Weinreb said in a statement that he views the decision to invite him to the convention as “the Democratic Party’s ‘endorsement’ of the critical role religious faiths play in American life.”

Democrats are emphasizing in this year’s convention the role of faith groups and have even set up a first-ever faith caucus, which will be holding meetings throughout the week.

The Republicans have yet to announce their plans for faith groups’ participation in their convention, which will take place a week after the Democratic one.

I hope you appreciated this article. Before you go, I’d like to ask you to please support the Forward’s award-winning, nonprofit journalism during this critical time.

Now more than ever, American Jews need independent news they can trust, with reporting driven by truth, not ideology. We serve you, not any ideological agenda.

At a time when other newsrooms are closing or cutting back, the Forward has removed its paywall and invested additional resources to report on the ground from Israel and around the U.S. on the impact of the war, rising antisemitism and the protests on college campuses.

Readers like you make it all possible. Support our work by becoming a Forward Member and connect with our journalism and your community.

Make a gift of any size and become a Forward member today. You’ll support our mission to tell the American Jewish story fully and fairly. 

— Rachel Fishman Feddersen, Publisher and CEO

Join our mission to tell the Jewish story fully and fairly.

Republish This Story

Please read before republishing

We’re happy to make this story available to republish for free, unless it originated with JTA, Haaretz or another publication (as indicated on the article) and as long as you follow our guidelines. You must credit the Forward, retain our pixel and preserve our canonical link in Google search.  See our full guidelines for more information, and this guide for detail about canonical URLs.
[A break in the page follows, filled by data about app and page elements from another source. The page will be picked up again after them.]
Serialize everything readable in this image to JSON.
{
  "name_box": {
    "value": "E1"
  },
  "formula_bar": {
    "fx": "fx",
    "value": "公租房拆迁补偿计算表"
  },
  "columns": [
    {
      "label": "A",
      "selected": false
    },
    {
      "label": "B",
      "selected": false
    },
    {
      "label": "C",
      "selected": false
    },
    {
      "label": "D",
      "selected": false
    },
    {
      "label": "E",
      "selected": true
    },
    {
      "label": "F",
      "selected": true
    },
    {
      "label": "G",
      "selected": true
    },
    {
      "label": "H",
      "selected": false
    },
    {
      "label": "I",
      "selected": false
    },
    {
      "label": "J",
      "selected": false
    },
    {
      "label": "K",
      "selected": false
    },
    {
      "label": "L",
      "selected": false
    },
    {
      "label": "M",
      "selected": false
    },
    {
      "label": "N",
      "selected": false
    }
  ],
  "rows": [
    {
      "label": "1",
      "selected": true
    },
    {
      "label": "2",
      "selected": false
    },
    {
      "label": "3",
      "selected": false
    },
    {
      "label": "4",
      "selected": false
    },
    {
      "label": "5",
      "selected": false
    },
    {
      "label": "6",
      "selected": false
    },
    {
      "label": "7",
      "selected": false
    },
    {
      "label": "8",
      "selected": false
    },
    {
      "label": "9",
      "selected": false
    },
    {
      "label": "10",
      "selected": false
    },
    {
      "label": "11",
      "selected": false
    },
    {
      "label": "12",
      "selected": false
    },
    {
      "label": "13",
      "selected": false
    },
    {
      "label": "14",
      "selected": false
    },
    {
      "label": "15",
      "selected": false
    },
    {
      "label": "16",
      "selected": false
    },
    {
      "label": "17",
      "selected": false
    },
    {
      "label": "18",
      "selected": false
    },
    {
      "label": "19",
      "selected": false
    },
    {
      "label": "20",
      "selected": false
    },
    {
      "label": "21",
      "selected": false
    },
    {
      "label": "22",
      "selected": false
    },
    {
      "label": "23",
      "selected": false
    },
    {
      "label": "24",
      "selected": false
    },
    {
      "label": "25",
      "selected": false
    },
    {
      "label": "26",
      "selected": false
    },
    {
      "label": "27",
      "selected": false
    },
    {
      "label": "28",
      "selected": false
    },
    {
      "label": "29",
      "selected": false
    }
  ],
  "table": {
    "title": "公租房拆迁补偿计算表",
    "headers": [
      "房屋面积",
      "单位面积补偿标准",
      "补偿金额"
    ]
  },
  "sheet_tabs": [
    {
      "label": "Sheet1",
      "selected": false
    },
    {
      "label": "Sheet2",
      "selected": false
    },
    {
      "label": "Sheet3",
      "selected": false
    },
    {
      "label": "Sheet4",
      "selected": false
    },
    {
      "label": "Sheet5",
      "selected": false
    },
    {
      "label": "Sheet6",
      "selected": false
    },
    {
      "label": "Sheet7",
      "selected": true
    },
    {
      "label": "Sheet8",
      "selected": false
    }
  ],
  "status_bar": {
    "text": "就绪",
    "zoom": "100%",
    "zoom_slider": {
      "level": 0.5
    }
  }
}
To republish, copy the HTML by clicking on the yellow button to the right; it includes our tracking pixel, all paragraph styles and hyperlinks, the author byline and credit to the Forward. It does not include images; to avoid copyright violations, you must add them manually, following our guidelines. Please email us at [email protected], subject line “republish,” with any questions or to let us know what stories you’re picking up.

We don't support Internet Explorer

Please use Chrome, Safari, Firefox, or Edge to view this site.